### [Problem details]
Reproduce the material that follows, keeping every line exactly as it is.

+ + + + +

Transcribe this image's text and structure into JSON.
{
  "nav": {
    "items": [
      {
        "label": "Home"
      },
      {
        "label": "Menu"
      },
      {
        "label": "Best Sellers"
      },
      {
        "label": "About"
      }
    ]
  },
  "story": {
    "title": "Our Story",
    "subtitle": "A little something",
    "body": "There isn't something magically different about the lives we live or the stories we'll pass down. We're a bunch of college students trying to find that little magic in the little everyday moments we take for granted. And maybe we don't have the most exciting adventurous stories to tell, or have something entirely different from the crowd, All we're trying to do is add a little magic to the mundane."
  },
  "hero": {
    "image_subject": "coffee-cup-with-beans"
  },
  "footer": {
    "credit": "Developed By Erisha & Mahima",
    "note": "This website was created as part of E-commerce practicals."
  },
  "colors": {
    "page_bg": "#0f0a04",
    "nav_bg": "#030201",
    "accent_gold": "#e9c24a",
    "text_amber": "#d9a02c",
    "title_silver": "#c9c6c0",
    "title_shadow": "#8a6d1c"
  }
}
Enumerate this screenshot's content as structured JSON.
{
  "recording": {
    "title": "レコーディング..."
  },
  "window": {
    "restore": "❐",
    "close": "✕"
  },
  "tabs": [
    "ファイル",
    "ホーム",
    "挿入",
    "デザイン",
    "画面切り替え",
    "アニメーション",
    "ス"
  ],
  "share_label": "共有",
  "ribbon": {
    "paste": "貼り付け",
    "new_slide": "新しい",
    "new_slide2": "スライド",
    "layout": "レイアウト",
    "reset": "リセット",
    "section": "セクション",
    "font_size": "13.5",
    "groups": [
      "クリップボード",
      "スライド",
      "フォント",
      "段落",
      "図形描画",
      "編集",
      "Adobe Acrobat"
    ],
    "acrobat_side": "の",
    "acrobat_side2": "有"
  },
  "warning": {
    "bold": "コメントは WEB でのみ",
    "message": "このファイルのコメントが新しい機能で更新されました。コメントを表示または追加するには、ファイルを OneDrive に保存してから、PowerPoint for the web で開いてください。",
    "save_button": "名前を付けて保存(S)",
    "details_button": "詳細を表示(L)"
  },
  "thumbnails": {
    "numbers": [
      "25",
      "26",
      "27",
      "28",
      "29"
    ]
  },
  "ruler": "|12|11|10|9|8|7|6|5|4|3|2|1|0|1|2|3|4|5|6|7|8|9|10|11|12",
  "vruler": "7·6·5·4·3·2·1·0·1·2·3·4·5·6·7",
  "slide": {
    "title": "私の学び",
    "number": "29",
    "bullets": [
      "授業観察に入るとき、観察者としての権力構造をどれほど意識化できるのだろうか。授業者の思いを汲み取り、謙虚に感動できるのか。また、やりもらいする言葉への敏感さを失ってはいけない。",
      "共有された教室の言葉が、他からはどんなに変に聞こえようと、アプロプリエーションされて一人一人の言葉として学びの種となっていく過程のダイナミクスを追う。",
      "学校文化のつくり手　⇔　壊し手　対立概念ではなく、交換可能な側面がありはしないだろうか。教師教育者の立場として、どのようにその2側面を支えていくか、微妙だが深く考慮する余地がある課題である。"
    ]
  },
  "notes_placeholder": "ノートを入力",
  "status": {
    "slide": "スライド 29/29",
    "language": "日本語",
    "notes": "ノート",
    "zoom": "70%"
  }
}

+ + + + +

### [Completed task]
Transcribe this image's text and structure into JSON.
{
  "nav": {
    "items": [
      {
        "label": "Home"
      },
      {
        "label": "Menu"
      },
      {
        "label": "Best Sellers"
      },
      {
        "label": "About"
      }
    ]
  },
  "story": {
    "title": "Our Story",
    "subtitle": "A little something",
    "body": "There isn't something magically different about the lives we live or the stories we'll pass down. We're a bunch of college students trying to find that little magic in the little everyday moments we take for granted. And maybe we don't have the most exciting adventurous stories to tell, or have something entirely different from the crowd, All we're trying to do is add a little magic to the mundane."
  },
  "hero": {
    "image_subject": "coffee-cup-with-beans"
  },
  "footer": {
    "credit": "Developed By Erisha & Mahima",
    "note": "This website was created as part of E-commerce practicals."
  },
  "colors": {
    "page_bg": "#0f0a04",
    "nav_bg": "#030201",
    "accent_gold": "#e9c24a",
    "text_amber": "#d9a02c",
    "title_silver": "#c9c6c0",
    "title_shadow": "#8a6d1c"
  }
}
Enumerate this screenshot's content as structured JSON.
{
  "recording": {
    "title": "レコーディング..."
  },
  "window": {
    "restore": "❐",
    "close": "✕"
  },
  "tabs": [
    "ファイル",
    "ホーム",
    "挿入",
    "デザイン",
    "画面切り替え",
    "アニメーション",
    "ス"
  ],
  "share_label": "共有",
  "ribbon": {
    "paste": "貼り付け",
    "new_slide": "新しい",
    "new_slide2": "スライド",
    "layout": "レイアウト",
    "reset": "リセット",
    "section": "セクション",
    "font_size": "13.5",
    "groups": [
      "クリップボード",
      "スライド",
      "フォント",
      "段落",
      "図形描画",
      "編集",
      "Adobe Acrobat"
    ],
    "acrobat_side": "の",
    "acrobat_side2": "有"
  },
  "warning": {
    "bold": "コメントは WEB でのみ",
    "message": "このファイルのコメントが新しい機能で更新されました。コメントを表示または追加するには、ファイルを OneDrive に保存してから、PowerPoint for the web で開いてください。",
    "save_button": "名前を付けて保存(S)",
    "details_button": "詳細を表示(L)"
  },
  "thumbnails": {
    "numbers": [
      "25",
      "26",
      "27",
      "28",
      "29"
    ]
  },
  "ruler": "|12|11|10|9|8|7|6|5|4|3|2|1|0|1|2|3|4|5|6|7|8|9|10|11|12",
  "vruler": "7·6·5·4·3·2·1·0·1·2·3·4·5·6·7",
  "slide": {
    "title": "私の学び",
    "number": "29",
    "bullets": [
      "授業観察に入るとき、観察者としての権力構造をどれほど意識化できるのだろうか。授業者の思いを汲み取り、謙虚に感動できるのか。また、やりもらいする言葉への敏感さを失ってはいけない。",
      "共有された教室の言葉が、他からはどんなに変に聞こえようと、アプロプリエーションされて一人一人の言葉として学びの種となっていく過程のダイナミクスを追う。",
      "学校文化のつくり手　⇔　壊し手　対立概念ではなく、交換可能な側面がありはしないだろうか。教師教育者の立場として、どのようにその2側面を支えていくか、微妙だが深く考慮する余地がある課題である。"
    ]
  },
  "notes_placeholder": "ノートを入力",
  "status": {
    "slide": "スライド 29/29",
    "language": "日本語",
    "notes": "ノート",
    "zoom": "70%"
  }
}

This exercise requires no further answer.